[Source records]
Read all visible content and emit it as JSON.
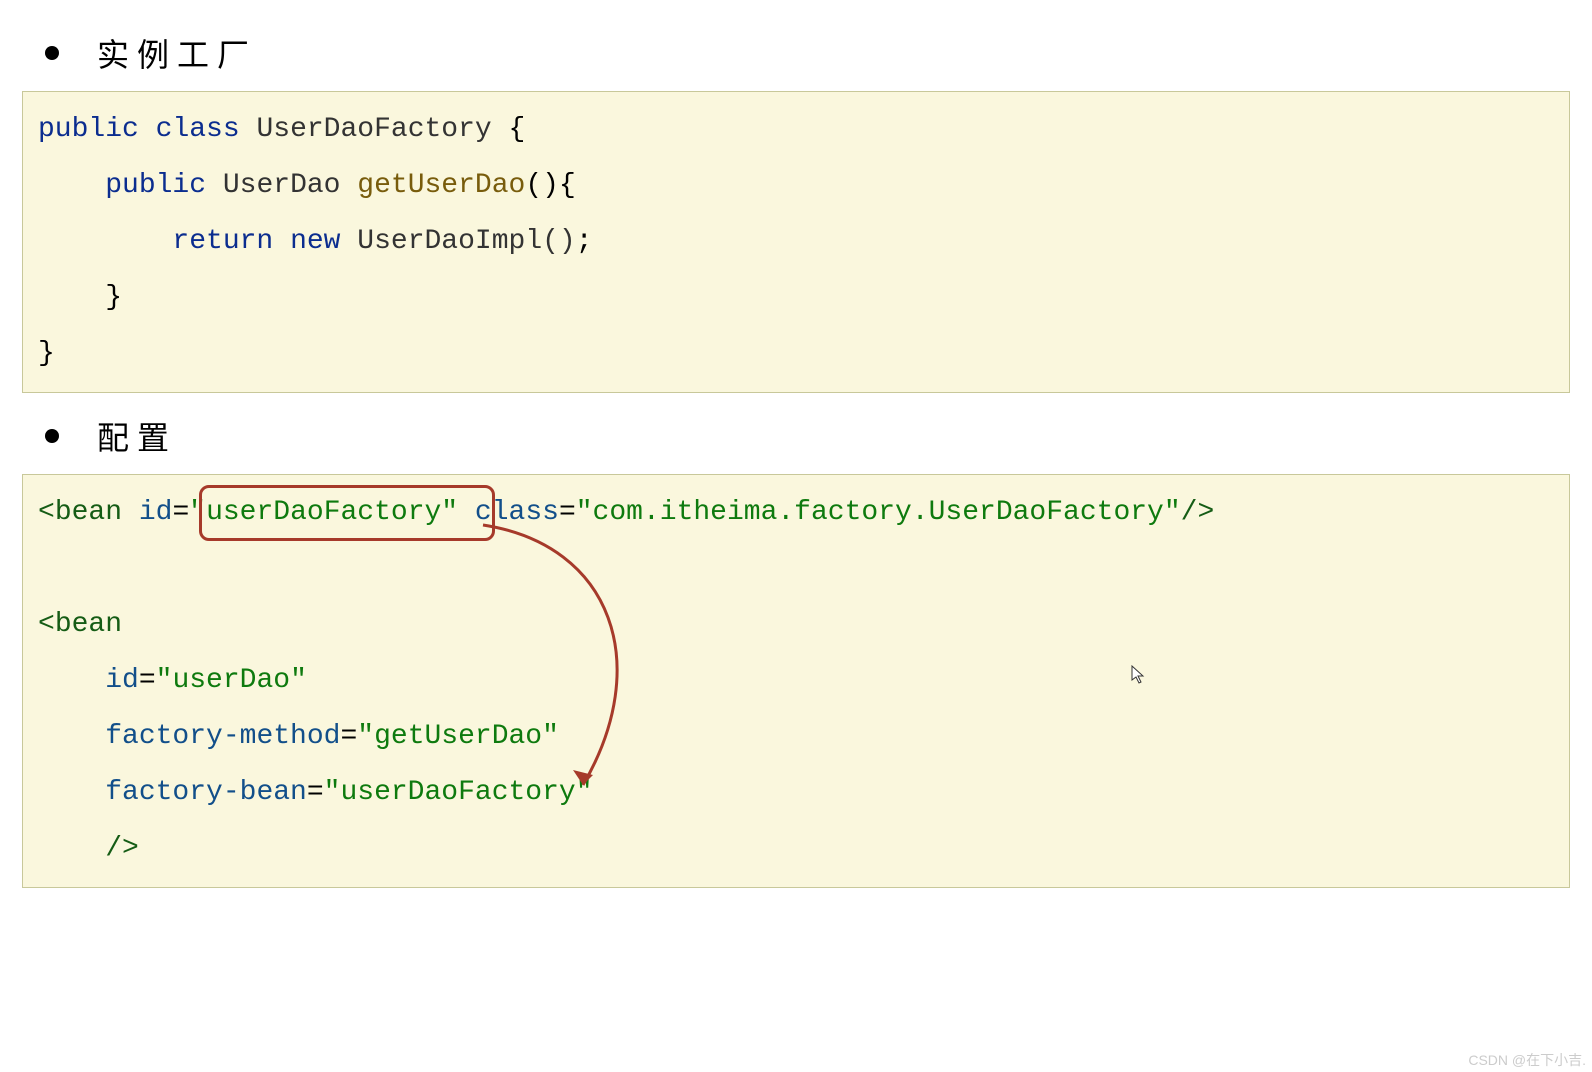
{
  "sections": {
    "title1": "实例工厂",
    "title2": "配置"
  },
  "code1": {
    "tok": {
      "public1": "public",
      "class": "class",
      "className": "UserDaoFactory",
      "brace1": "{",
      "public2": "public",
      "retType": "UserDao",
      "method": "getUserDao",
      "parens": "()",
      "brace2": "{",
      "return": "return",
      "new": "new",
      "impl": "UserDaoImpl()",
      "semi": ";",
      "brace3": "}",
      "brace4": "}"
    }
  },
  "code2": {
    "tok": {
      "lt1": "<",
      "bean1": "bean",
      "id1attr": "id",
      "eq": "=",
      "id1val": "\"userDaoFactory\"",
      "class1attr": "class",
      "class1val": "\"com.itheima.factory.UserDaoFactory\"",
      "close1": "/>",
      "lt2": "<",
      "bean2": "bean",
      "id2attr": "id",
      "id2val": "\"userDao\"",
      "fmattr": "factory-method",
      "fmval": "\"getUserDao\"",
      "fbattr": "factory-bean",
      "fbval": "\"userDaoFactory\"",
      "close2": "/>"
    }
  },
  "watermark": "CSDN @在下小吉."
}
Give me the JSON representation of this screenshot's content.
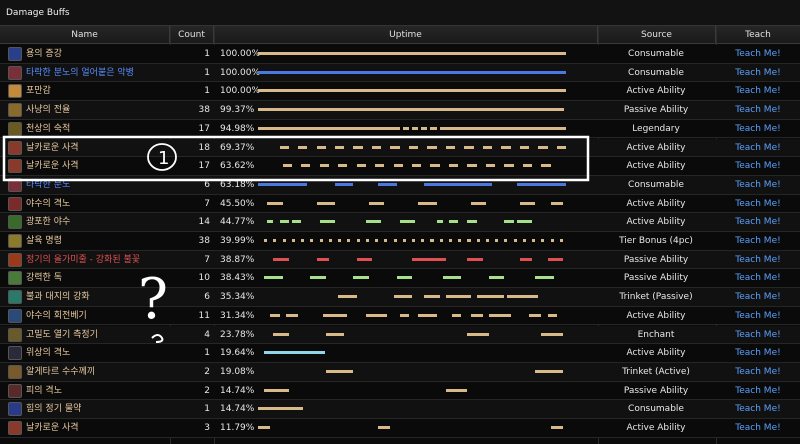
{
  "panel": {
    "title": "Damage Buffs"
  },
  "columns": {
    "name": "Name",
    "count": "Count",
    "uptime": "Uptime",
    "source": "Source",
    "teach": "Teach"
  },
  "colors": {
    "tan": "#d8b98a",
    "blue": "#4a78e0",
    "green": "#a6e08a",
    "red": "#e05050",
    "cyan": "#8fd7e8",
    "name_default": "#e8c9a0",
    "name_blue": "#5a8cff",
    "name_red": "#e05050",
    "teach": "#5aa0ff"
  },
  "rows": [
    {
      "name": "용의 증강",
      "count": "1",
      "uptime": "100.00%",
      "source": "Consumable",
      "teach": "Teach Me!",
      "name_color": "#e8c9a0",
      "bar_color": "#d8b98a",
      "icon_color": "#2a3f8a",
      "segs": [
        [
          0,
          100
        ]
      ]
    },
    {
      "name": "타락한 분노의 얼어붙은 악병",
      "count": "1",
      "uptime": "100.00%",
      "source": "Consumable",
      "teach": "Teach Me!",
      "name_color": "#5a8cff",
      "bar_color": "#4a78e0",
      "icon_color": "#7a2e3a",
      "segs": [
        [
          0,
          100
        ]
      ]
    },
    {
      "name": "포만감",
      "count": "1",
      "uptime": "100.00%",
      "source": "Active Ability",
      "teach": "Teach Me!",
      "name_color": "#e8c9a0",
      "bar_color": "#d8b98a",
      "icon_color": "#c28a3a",
      "segs": [
        [
          0,
          100
        ]
      ]
    },
    {
      "name": "사냥의 전율",
      "count": "38",
      "uptime": "99.37%",
      "source": "Passive Ability",
      "teach": "Teach Me!",
      "name_color": "#e8c9a0",
      "bar_color": "#d8b98a",
      "icon_color": "#8a6a2a",
      "segs": [
        [
          0,
          99.4
        ]
      ]
    },
    {
      "name": "천상의 숙적",
      "count": "17",
      "uptime": "94.98%",
      "source": "Legendary",
      "teach": "Teach Me!",
      "name_color": "#e8c9a0",
      "bar_color": "#d8b98a",
      "icon_color": "#6a5a20",
      "segs": [
        [
          0,
          46
        ],
        [
          47,
          49
        ],
        [
          50,
          52
        ],
        [
          53,
          55
        ],
        [
          56,
          58
        ],
        [
          59,
          100
        ]
      ]
    },
    {
      "name": "날카로운 사격",
      "count": "18",
      "uptime": "69.37%",
      "source": "Active Ability",
      "teach": "Teach Me!",
      "name_color": "#e8c9a0",
      "bar_color": "#d8b98a",
      "icon_color": "#8a3a2a",
      "segs": [
        [
          7,
          10
        ],
        [
          13,
          16
        ],
        [
          19,
          22
        ],
        [
          25,
          28
        ],
        [
          31,
          34
        ],
        [
          37,
          40
        ],
        [
          43,
          46
        ],
        [
          49,
          52
        ],
        [
          55,
          58
        ],
        [
          61,
          64
        ],
        [
          67,
          70
        ],
        [
          73,
          76
        ],
        [
          79,
          82
        ],
        [
          85,
          88
        ],
        [
          91,
          94
        ],
        [
          97,
          100
        ]
      ]
    },
    {
      "name": "날카로운 사격",
      "count": "17",
      "uptime": "63.62%",
      "source": "Active Ability",
      "teach": "Teach Me!",
      "name_color": "#e8c9a0",
      "bar_color": "#d8b98a",
      "icon_color": "#8a3a2a",
      "segs": [
        [
          8,
          11
        ],
        [
          14,
          17
        ],
        [
          20,
          23
        ],
        [
          26,
          29
        ],
        [
          32,
          35
        ],
        [
          38,
          41
        ],
        [
          44,
          47
        ],
        [
          50,
          53
        ],
        [
          56,
          59
        ],
        [
          62,
          65
        ],
        [
          68,
          71
        ],
        [
          74,
          77
        ],
        [
          80,
          83
        ],
        [
          86,
          89
        ],
        [
          92,
          95
        ]
      ]
    },
    {
      "name": "타락한 분노",
      "count": "6",
      "uptime": "63.18%",
      "source": "Consumable",
      "teach": "Teach Me!",
      "name_color": "#5a8cff",
      "bar_color": "#4a78e0",
      "icon_color": "#7a2e3a",
      "segs": [
        [
          0,
          16
        ],
        [
          25,
          31
        ],
        [
          39,
          45
        ],
        [
          54,
          76
        ],
        [
          84,
          100
        ]
      ]
    },
    {
      "name": "야수의 격노",
      "count": "7",
      "uptime": "45.50%",
      "source": "Active Ability",
      "teach": "Teach Me!",
      "name_color": "#e8c9a0",
      "bar_color": "#d8b98a",
      "icon_color": "#7a2a2a",
      "segs": [
        [
          3,
          8
        ],
        [
          19,
          25
        ],
        [
          36,
          41
        ],
        [
          52,
          58
        ],
        [
          69,
          74
        ],
        [
          85,
          90
        ],
        [
          95,
          99
        ]
      ]
    },
    {
      "name": "광포한 야수",
      "count": "14",
      "uptime": "44.77%",
      "source": "Active Ability",
      "teach": "Teach Me!",
      "name_color": "#e8c9a0",
      "bar_color": "#a6e08a",
      "icon_color": "#3a6a2a",
      "segs": [
        [
          3,
          5
        ],
        [
          7,
          10
        ],
        [
          11,
          14
        ],
        [
          20,
          25
        ],
        [
          35,
          40
        ],
        [
          46,
          51
        ],
        [
          58,
          60
        ],
        [
          62,
          65
        ],
        [
          68,
          71
        ],
        [
          80,
          83
        ],
        [
          84,
          89
        ]
      ]
    },
    {
      "name": "살육 명령",
      "count": "38",
      "uptime": "39.99%",
      "source": "Tier Bonus (4pc)",
      "teach": "Teach Me!",
      "name_color": "#e8c9a0",
      "bar_color": "#d8b98a",
      "icon_color": "#8a7a2a",
      "segs": [
        [
          2,
          3
        ],
        [
          5,
          6
        ],
        [
          8,
          9
        ],
        [
          11,
          12
        ],
        [
          14,
          15
        ],
        [
          17,
          18
        ],
        [
          20,
          21
        ],
        [
          23,
          24
        ],
        [
          26,
          27
        ],
        [
          29,
          30
        ],
        [
          32,
          33
        ],
        [
          35,
          36
        ],
        [
          38,
          39
        ],
        [
          41,
          42
        ],
        [
          44,
          45
        ],
        [
          47,
          48
        ],
        [
          50,
          51
        ],
        [
          53,
          54
        ],
        [
          56,
          57
        ],
        [
          59,
          60
        ],
        [
          62,
          63
        ],
        [
          65,
          66
        ],
        [
          68,
          69
        ],
        [
          71,
          72
        ],
        [
          74,
          75
        ],
        [
          77,
          78
        ],
        [
          80,
          81
        ],
        [
          83,
          84
        ],
        [
          86,
          87
        ],
        [
          89,
          90
        ],
        [
          92,
          93
        ],
        [
          95,
          96
        ],
        [
          98,
          99
        ]
      ]
    },
    {
      "name": "정기의 올가미줄 - 강화된 불꽃",
      "count": "7",
      "uptime": "38.87%",
      "source": "Passive Ability",
      "teach": "Teach Me!",
      "name_color": "#e05050",
      "bar_color": "#e05050",
      "icon_color": "#9a3a1a",
      "segs": [
        [
          5,
          10
        ],
        [
          19,
          23
        ],
        [
          32,
          37
        ],
        [
          50,
          61
        ],
        [
          68,
          73
        ],
        [
          85,
          89
        ],
        [
          94,
          99
        ]
      ]
    },
    {
      "name": "강력한 독",
      "count": "10",
      "uptime": "38.43%",
      "source": "Passive Ability",
      "teach": "Teach Me!",
      "name_color": "#e8c9a0",
      "bar_color": "#a6e08a",
      "icon_color": "#4a7a3a",
      "segs": [
        [
          2,
          8
        ],
        [
          17,
          22
        ],
        [
          31,
          36
        ],
        [
          45,
          50
        ],
        [
          60,
          66
        ],
        [
          75,
          80
        ],
        [
          90,
          96
        ]
      ]
    },
    {
      "name": "불과 대지의 강화",
      "count": "6",
      "uptime": "35.34%",
      "source": "Trinket (Passive)",
      "teach": "Teach Me!",
      "name_color": "#e8c9a0",
      "bar_color": "#d8b98a",
      "icon_color": "#2a7a6a",
      "segs": [
        [
          26,
          32
        ],
        [
          44,
          50
        ],
        [
          54,
          59
        ],
        [
          61,
          69
        ],
        [
          71,
          80
        ],
        [
          81,
          91
        ]
      ]
    },
    {
      "name": "야수의 회전베기",
      "count": "11",
      "uptime": "31.34%",
      "source": "Active Ability",
      "teach": "Teach Me!",
      "name_color": "#e8c9a0",
      "bar_color": "#d8b98a",
      "icon_color": "#2a4a7a",
      "segs": [
        [
          4,
          7
        ],
        [
          9,
          13
        ],
        [
          21,
          29
        ],
        [
          35,
          42
        ],
        [
          46,
          49
        ],
        [
          52,
          58
        ],
        [
          63,
          66
        ],
        [
          69,
          73
        ],
        [
          75,
          82
        ],
        [
          88,
          92
        ],
        [
          94,
          97
        ]
      ]
    },
    {
      "name": "고밀도 열기 측정기",
      "count": "4",
      "uptime": "23.78%",
      "source": "Enchant",
      "teach": "Teach Me!",
      "name_color": "#e8c9a0",
      "bar_color": "#d8b98a",
      "icon_color": "#6a5a2a",
      "segs": [
        [
          5,
          10
        ],
        [
          22,
          28
        ],
        [
          68,
          75
        ],
        [
          92,
          99
        ]
      ]
    },
    {
      "name": "위상의 격노",
      "count": "1",
      "uptime": "19.64%",
      "source": "Active Ability",
      "teach": "Teach Me!",
      "name_color": "#e8c9a0",
      "bar_color": "#8fd7e8",
      "icon_color": "#2a2a3a",
      "segs": [
        [
          2,
          21.6
        ]
      ]
    },
    {
      "name": "알게타르 수수께끼",
      "count": "2",
      "uptime": "19.08%",
      "source": "Trinket (Active)",
      "teach": "Teach Me!",
      "name_color": "#e8c9a0",
      "bar_color": "#d8b98a",
      "icon_color": "#7a5a2a",
      "segs": [
        [
          22,
          31
        ],
        [
          90,
          99
        ]
      ]
    },
    {
      "name": "피의 격노",
      "count": "2",
      "uptime": "14.74%",
      "source": "Passive Ability",
      "teach": "Teach Me!",
      "name_color": "#e8c9a0",
      "bar_color": "#d8b98a",
      "icon_color": "#5a2a2a",
      "segs": [
        [
          2,
          10
        ],
        [
          61,
          68
        ]
      ]
    },
    {
      "name": "힘의 정기 물약",
      "count": "1",
      "uptime": "14.74%",
      "source": "Consumable",
      "teach": "Teach Me!",
      "name_color": "#e8c9a0",
      "bar_color": "#d8b98a",
      "icon_color": "#2a3a8a",
      "segs": [
        [
          0,
          14.7
        ]
      ]
    },
    {
      "name": "날카로운 사격",
      "count": "3",
      "uptime": "11.79%",
      "source": "Active Ability",
      "teach": "Teach Me!",
      "name_color": "#e8c9a0",
      "bar_color": "#d8b98a",
      "icon_color": "#8a3a2a",
      "segs": [
        [
          0,
          4
        ],
        [
          39,
          43
        ],
        [
          95,
          99
        ]
      ]
    }
  ],
  "annotations": {
    "circle_one": "1",
    "question": "?"
  }
}
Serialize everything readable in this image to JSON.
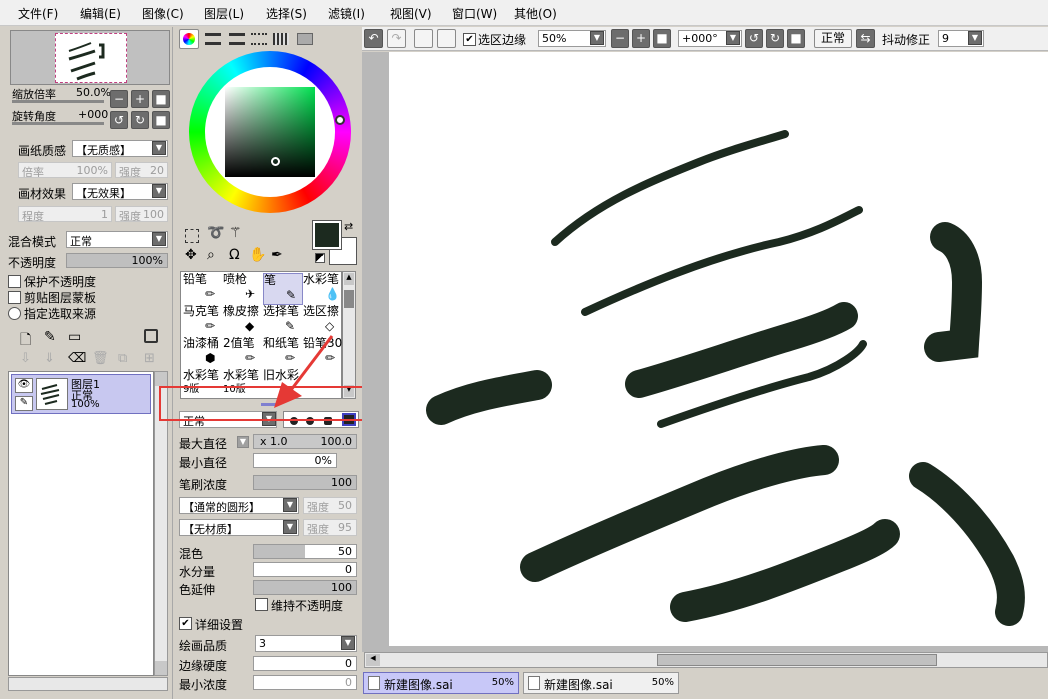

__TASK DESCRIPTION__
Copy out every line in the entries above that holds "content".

__YOUR SOLUTION__
Read all visible content and emit it as JSON.
Give me the JSON representation of this screenshot's content.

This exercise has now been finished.